- **Available data**
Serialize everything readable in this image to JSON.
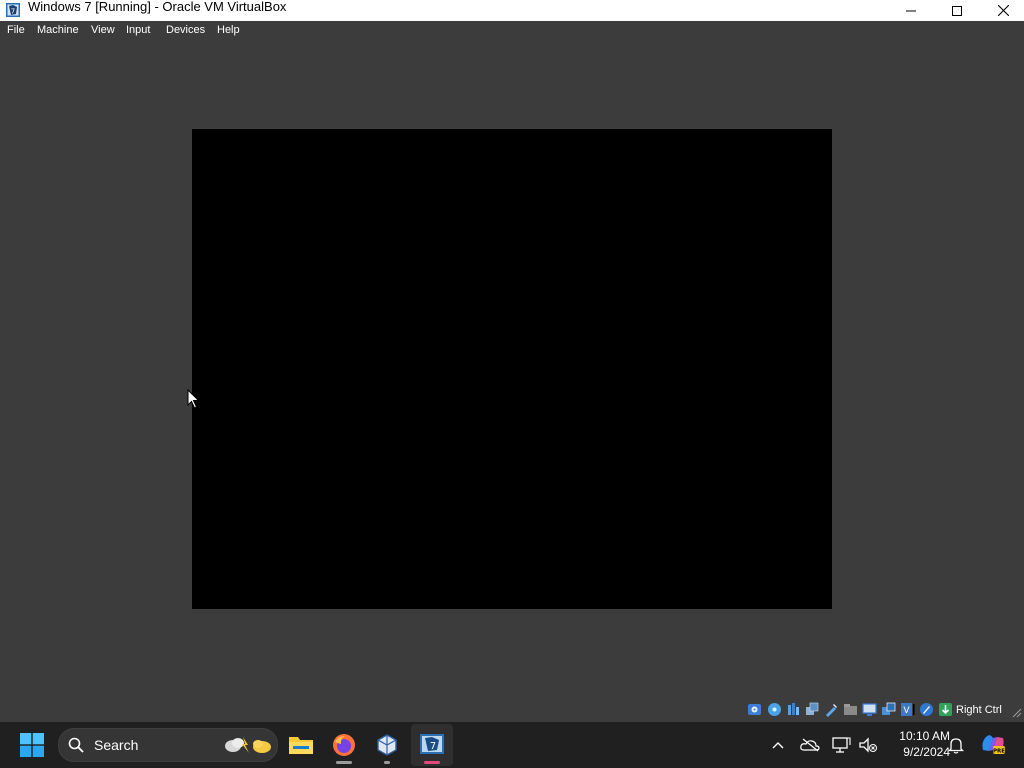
{
  "window": {
    "title": "Windows 7 [Running] - Oracle VM VirtualBox",
    "controls": [
      "minimize",
      "maximize",
      "close"
    ]
  },
  "menu": {
    "items": [
      "File",
      "Machine",
      "View",
      "Input",
      "Devices",
      "Help"
    ]
  },
  "guest_screen": {
    "background": "#000000"
  },
  "statusbar": {
    "icons": [
      "hard-disk-icon",
      "optical-drive-icon",
      "audio-icon",
      "network-icon",
      "usb-icon",
      "shared-folders-icon",
      "display-icon",
      "video-capture-icon",
      "virtualization-icon",
      "mouse-integration-icon",
      "keyboard-icon"
    ],
    "host_key": "Right Ctrl"
  },
  "taskbar": {
    "search_placeholder": "Search",
    "pinned": [
      "start-icon",
      "file-explorer-icon",
      "firefox-icon",
      "virtualbox-icon",
      "virtualbox-vm-icon"
    ],
    "clock": {
      "time": "10:10 AM",
      "date": "9/2/2024"
    },
    "tray": [
      "show-hidden-icons",
      "onedrive-icon",
      "network-icon",
      "volume-muted-icon",
      "notifications-icon",
      "copilot-icon"
    ]
  },
  "colors": {
    "window_bg": "#3c3c3c",
    "titlebar_bg": "#ffffff",
    "taskbar_bg": "#202020",
    "accent": "#0078d4",
    "active_indicator": "#e04a7b"
  }
}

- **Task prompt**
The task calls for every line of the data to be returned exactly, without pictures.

- **Answer to the exercise**
Serialize everything readable in this image to JSON.
{
  "window": {
    "title": "Windows 7 [Running] - Oracle VM VirtualBox",
    "controls": [
      "minimize",
      "maximize",
      "close"
    ]
  },
  "menu": {
    "items": [
      "File",
      "Machine",
      "View",
      "Input",
      "Devices",
      "Help"
    ]
  },
  "guest_screen": {
    "background": "#000000"
  },
  "statusbar": {
    "icons": [
      "hard-disk-icon",
      "optical-drive-icon",
      "audio-icon",
      "network-icon",
      "usb-icon",
      "shared-folders-icon",
      "display-icon",
      "video-capture-icon",
      "virtualization-icon",
      "mouse-integration-icon",
      "keyboard-icon"
    ],
    "host_key": "Right Ctrl"
  },
  "taskbar": {
    "search_placeholder": "Search",
    "pinned": [
      "start-icon",
      "file-explorer-icon",
      "firefox-icon",
      "virtualbox-icon",
      "virtualbox-vm-icon"
    ],
    "clock": {
      "time": "10:10 AM",
      "date": "9/2/2024"
    },
    "tray": [
      "show-hidden-icons",
      "onedrive-icon",
      "network-icon",
      "volume-muted-icon",
      "notifications-icon",
      "copilot-icon"
    ]
  },
  "colors": {
    "window_bg": "#3c3c3c",
    "titlebar_bg": "#ffffff",
    "taskbar_bg": "#202020",
    "accent": "#0078d4",
    "active_indicator": "#e04a7b"
  }
}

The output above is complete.